• Past Chairman, Terrebonne Parish Chamber of Commerce
• Board Member, South Central Planning and Development Loan Board
• Recent Board Member, START corporation
• Large Business of the Year, Terrebonne Chamber of Commerce-2011
• 44 years providing patient care, resident/medical student education, Leonard Chabert Medical Center
• Successful creation and accreditation of the Internal Medicine Residency Program achieving board pass rates placing us in the top 3 programs in the state.
What led you to the role you currently hold in your company? Did you see yourself in this position when you started out in the workforce?
No, I did not see myself in this position. When I started in medicine about 25 years ago, I was Attending Surgeon here at the hospital and involved in resident training. After about 10 years of that work, some of the leadership of the time had stepped out of this role, so I took it on, and I’ve been in this leadership position ever since. The majority of my job now is overseeing the running of the company.
What is the biggest challenge you have faced over the years, and how did you meet it?
Definitely dealing with the diminishing reimbursements for physicians services. Every year we have struggled with this and the numbers have continued to drop every year, so maintaining salaries while navigating that part of the finances is truly difficult and requires a lot of strategic thinking.
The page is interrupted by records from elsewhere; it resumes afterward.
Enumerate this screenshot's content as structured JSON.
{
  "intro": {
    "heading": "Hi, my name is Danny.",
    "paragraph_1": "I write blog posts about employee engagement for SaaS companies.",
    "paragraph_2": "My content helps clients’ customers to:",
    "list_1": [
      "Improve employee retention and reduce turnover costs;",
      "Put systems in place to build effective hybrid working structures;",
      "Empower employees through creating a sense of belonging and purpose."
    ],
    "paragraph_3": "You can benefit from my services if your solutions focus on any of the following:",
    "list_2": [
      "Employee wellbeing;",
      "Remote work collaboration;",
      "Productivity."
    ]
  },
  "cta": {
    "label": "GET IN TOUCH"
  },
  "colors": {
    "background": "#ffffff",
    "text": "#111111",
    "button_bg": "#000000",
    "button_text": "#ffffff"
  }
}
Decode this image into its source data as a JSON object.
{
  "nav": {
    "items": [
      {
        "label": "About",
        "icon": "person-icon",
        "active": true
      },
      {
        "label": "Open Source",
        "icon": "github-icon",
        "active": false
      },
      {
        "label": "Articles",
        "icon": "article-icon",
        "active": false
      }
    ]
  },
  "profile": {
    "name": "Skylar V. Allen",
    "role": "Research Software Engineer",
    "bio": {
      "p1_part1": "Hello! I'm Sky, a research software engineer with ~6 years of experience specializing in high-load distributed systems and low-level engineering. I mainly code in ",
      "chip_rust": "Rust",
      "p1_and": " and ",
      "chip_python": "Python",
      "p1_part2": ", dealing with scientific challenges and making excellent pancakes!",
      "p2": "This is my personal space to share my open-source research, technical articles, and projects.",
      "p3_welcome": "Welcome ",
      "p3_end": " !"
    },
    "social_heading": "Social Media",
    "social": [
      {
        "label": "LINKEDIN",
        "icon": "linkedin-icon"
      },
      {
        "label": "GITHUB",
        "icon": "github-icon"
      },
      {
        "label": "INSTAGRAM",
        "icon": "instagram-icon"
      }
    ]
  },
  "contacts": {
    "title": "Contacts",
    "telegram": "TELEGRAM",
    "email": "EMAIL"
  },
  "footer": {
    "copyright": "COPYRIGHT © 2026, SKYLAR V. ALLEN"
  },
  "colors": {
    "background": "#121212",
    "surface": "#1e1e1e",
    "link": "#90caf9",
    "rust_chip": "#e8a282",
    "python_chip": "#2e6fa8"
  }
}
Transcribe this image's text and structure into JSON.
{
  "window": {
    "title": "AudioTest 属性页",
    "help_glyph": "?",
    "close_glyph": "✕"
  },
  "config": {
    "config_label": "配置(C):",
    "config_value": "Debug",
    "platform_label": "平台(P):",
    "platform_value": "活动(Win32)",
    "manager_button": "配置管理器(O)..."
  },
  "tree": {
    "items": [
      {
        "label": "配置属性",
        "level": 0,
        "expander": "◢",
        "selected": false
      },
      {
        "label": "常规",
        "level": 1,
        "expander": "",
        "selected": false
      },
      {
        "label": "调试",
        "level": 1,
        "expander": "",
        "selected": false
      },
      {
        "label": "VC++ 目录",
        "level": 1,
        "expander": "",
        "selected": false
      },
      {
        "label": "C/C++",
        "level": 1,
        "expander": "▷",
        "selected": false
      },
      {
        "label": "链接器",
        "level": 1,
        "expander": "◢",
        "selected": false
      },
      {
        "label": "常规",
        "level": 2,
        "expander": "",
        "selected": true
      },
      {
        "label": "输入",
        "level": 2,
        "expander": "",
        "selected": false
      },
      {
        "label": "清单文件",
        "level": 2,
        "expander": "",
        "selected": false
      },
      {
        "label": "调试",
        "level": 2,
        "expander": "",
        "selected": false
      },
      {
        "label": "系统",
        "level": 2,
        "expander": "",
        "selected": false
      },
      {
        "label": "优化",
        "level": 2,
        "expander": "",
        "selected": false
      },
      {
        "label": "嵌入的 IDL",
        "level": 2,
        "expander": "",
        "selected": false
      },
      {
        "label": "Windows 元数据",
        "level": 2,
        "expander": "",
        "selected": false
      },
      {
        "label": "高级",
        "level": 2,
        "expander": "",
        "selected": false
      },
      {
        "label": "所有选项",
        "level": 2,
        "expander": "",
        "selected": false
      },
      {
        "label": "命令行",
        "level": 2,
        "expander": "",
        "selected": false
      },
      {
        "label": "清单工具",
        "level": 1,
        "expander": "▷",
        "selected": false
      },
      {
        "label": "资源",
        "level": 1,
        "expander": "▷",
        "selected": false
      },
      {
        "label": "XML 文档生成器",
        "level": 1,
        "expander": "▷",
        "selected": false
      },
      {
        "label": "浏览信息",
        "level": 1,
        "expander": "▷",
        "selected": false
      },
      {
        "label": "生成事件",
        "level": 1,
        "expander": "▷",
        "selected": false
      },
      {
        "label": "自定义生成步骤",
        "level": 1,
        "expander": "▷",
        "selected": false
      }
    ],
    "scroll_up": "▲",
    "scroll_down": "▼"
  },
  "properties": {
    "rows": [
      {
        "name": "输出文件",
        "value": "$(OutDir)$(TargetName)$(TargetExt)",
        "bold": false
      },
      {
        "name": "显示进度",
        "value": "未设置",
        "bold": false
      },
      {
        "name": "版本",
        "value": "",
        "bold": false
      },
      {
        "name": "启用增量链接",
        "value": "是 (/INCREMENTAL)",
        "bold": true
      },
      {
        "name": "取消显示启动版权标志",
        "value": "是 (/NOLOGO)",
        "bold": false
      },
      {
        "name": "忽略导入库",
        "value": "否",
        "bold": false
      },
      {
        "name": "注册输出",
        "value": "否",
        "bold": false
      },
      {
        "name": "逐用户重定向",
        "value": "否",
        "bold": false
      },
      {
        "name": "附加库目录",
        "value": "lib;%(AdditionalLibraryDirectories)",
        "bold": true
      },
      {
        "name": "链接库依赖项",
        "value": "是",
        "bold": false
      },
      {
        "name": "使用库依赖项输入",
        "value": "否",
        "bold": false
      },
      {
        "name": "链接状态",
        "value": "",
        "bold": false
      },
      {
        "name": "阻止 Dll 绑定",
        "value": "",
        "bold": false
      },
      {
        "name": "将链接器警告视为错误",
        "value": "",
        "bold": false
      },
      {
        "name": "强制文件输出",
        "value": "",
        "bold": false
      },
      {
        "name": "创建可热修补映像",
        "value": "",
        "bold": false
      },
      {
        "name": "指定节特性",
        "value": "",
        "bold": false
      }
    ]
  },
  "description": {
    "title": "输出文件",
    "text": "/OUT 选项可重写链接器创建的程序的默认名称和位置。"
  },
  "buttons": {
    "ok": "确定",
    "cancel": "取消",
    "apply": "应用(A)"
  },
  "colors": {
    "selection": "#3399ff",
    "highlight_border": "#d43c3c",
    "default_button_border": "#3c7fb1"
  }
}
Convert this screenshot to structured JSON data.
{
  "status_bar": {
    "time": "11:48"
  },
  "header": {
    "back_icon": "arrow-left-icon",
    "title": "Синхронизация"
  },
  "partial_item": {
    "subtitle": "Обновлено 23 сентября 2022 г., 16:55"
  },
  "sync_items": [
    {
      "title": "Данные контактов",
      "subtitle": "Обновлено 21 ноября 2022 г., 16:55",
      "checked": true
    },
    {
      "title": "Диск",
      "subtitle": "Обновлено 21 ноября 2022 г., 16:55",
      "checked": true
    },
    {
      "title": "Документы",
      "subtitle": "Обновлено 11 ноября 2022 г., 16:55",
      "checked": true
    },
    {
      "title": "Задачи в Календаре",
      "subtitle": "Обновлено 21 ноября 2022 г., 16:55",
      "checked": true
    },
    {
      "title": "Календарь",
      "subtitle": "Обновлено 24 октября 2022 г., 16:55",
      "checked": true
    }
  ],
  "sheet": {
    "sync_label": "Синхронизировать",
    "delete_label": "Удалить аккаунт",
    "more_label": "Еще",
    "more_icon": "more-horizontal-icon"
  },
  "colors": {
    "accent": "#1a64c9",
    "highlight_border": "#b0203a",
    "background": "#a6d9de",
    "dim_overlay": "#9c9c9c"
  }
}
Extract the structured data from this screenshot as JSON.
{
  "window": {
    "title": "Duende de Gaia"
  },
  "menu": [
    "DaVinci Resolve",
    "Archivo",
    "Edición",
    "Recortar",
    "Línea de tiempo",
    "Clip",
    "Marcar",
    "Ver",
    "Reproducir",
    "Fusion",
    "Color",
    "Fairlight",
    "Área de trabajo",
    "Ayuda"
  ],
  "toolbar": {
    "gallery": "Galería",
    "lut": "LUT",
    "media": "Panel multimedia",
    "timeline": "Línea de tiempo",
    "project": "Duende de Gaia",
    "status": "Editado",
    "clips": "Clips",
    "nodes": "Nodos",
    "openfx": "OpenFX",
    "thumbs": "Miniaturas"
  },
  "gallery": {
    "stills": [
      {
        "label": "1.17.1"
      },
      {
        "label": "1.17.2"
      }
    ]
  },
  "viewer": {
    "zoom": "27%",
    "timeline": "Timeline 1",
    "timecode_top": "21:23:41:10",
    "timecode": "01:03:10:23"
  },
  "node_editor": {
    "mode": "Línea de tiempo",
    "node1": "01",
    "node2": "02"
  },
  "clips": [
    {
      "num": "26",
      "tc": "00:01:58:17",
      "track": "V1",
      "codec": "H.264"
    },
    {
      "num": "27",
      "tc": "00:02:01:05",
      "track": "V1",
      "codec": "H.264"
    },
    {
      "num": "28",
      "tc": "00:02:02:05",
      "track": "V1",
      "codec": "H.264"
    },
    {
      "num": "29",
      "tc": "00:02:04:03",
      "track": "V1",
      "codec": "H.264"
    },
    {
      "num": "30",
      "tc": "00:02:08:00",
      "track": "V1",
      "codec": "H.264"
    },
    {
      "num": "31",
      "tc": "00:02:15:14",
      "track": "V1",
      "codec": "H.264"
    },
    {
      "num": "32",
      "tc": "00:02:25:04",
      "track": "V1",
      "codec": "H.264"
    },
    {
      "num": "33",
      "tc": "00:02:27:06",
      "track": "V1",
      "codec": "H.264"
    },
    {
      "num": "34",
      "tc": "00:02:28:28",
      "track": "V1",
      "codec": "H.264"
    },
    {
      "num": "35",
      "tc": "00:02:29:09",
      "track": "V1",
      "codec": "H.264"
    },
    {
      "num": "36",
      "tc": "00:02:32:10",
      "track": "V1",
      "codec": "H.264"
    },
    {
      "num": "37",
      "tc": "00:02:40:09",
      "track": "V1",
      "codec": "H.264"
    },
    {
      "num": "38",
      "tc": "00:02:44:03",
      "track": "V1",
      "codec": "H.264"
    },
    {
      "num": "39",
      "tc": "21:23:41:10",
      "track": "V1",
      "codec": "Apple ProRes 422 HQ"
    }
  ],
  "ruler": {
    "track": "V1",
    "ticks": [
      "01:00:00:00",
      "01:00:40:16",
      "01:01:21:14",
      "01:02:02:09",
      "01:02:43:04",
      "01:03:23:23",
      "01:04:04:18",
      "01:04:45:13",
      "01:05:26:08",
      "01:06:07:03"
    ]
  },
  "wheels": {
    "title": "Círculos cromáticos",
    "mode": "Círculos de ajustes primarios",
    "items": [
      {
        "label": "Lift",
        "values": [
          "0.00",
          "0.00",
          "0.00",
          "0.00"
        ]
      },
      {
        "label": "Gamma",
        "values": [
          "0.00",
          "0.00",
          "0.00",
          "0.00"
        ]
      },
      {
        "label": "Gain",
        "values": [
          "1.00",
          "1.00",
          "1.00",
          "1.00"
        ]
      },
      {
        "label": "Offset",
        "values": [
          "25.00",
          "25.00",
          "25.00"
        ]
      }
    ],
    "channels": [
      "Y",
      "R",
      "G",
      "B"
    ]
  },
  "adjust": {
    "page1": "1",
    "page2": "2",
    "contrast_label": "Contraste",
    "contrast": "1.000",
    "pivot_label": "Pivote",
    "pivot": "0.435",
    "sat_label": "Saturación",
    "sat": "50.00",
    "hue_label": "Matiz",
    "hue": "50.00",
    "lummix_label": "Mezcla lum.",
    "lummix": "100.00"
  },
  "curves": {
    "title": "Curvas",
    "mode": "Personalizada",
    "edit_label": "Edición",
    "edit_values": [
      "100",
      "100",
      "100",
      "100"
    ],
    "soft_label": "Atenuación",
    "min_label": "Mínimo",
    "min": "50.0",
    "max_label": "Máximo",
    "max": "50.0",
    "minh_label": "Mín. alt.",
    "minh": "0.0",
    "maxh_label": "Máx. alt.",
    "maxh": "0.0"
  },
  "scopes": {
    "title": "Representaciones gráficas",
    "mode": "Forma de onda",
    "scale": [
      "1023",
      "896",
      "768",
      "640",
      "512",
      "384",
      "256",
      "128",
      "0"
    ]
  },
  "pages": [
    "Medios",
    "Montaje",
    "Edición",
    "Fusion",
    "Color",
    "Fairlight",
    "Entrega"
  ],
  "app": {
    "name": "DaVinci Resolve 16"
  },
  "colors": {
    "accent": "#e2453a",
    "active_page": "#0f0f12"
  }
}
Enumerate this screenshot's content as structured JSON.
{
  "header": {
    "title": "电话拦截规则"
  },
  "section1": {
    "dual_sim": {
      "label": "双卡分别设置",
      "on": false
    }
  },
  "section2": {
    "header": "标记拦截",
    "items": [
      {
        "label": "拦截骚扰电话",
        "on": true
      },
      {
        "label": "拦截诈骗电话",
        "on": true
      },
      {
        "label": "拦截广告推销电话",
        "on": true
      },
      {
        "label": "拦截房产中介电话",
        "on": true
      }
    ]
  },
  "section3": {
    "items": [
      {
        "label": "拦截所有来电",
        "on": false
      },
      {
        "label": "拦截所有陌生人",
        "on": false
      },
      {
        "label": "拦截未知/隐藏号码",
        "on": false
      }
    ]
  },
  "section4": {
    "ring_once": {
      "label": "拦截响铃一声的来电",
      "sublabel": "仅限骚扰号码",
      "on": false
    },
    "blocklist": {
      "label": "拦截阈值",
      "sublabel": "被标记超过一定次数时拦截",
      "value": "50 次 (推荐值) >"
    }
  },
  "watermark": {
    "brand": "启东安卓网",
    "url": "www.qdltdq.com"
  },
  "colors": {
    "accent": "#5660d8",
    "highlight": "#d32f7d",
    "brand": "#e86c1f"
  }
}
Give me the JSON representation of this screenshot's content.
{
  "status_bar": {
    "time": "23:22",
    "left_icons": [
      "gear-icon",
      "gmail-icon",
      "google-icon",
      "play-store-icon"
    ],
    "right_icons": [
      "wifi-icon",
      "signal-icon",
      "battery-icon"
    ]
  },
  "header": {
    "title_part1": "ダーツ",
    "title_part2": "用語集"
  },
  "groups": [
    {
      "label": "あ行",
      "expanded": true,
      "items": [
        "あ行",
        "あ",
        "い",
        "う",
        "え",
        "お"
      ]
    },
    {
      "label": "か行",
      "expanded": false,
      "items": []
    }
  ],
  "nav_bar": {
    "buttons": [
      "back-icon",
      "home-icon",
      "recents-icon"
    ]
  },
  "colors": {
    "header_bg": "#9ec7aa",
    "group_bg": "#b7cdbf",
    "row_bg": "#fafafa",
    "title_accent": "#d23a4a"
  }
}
What did you want to be when you grew up?
I grew up wanting to be an electrical engineer, and I did go to college to do that work and held a position as an electrical engineer with Exxon for five years. I enjoyed it a great deal and still to this day enjoy tinkering with everything electrical. I made a mid-life switch to go back to school to be a doctor.
What was your first job, and what lesson did you learn from this job?
My first job was working with Exxon as an electrical engineer. It was part way through this job as I moved up through management with Exxon that I realized I wanted to go back to school to be a doctor and began that transition.
What piece of advice do you share with your team regularly?
I tell people to always do the right thing. We emphasize it in many ways, but those are the words, and how it is implemented is person-specific. If you disagree with another physician, then talk it out, and figure out why you disagree. Just do the right thing and when you do that, you will have more good days than bad ones.
What was your most fulfilling career moment?
I can think of two or three patient stories where I was intimately involved in patient care that led to very happy endings. That spans from a brand new baby that I got an airway on, to an elderly lady who couldn’t swallow due to cancer. The outcomes of those kinds of stories trumps everything else.
What is the best part of working here in the Bayou Region?
Moving to Houma from the West Bank of New Orleans, I find that there are a lot of similarities to what I grew up with. It has made it easier to transition from one location to the other for me.
Who are your greatest influencers?
There are two people that provided the influence that led me down this path. My uncle, who owns a family practice in west Texas, is someone whose accomplishments I have always looked up to. Later in my career, Dr. Frank Riddick, who was Chief Executive Officer of Ochsner, was one of my closest friends and mentors until he passed away. His wisdom and his advice gave me great insight into what needed to be done.
How are you going to impact the Bayou Region in 2023?
Well, we are going to continue our work– we are a multi-speciality medical practice so we see lots of patients and deliver many needed services. From a personal standpoint, I will continue to serve as the President of the Terrebonne Economic Development Association (TEDA), and I am hoping to stay involved in the Association and the board as long as I can. I think that between our practice and TEDA, we have a lot of potential to help make Terrebonne Parish a better place.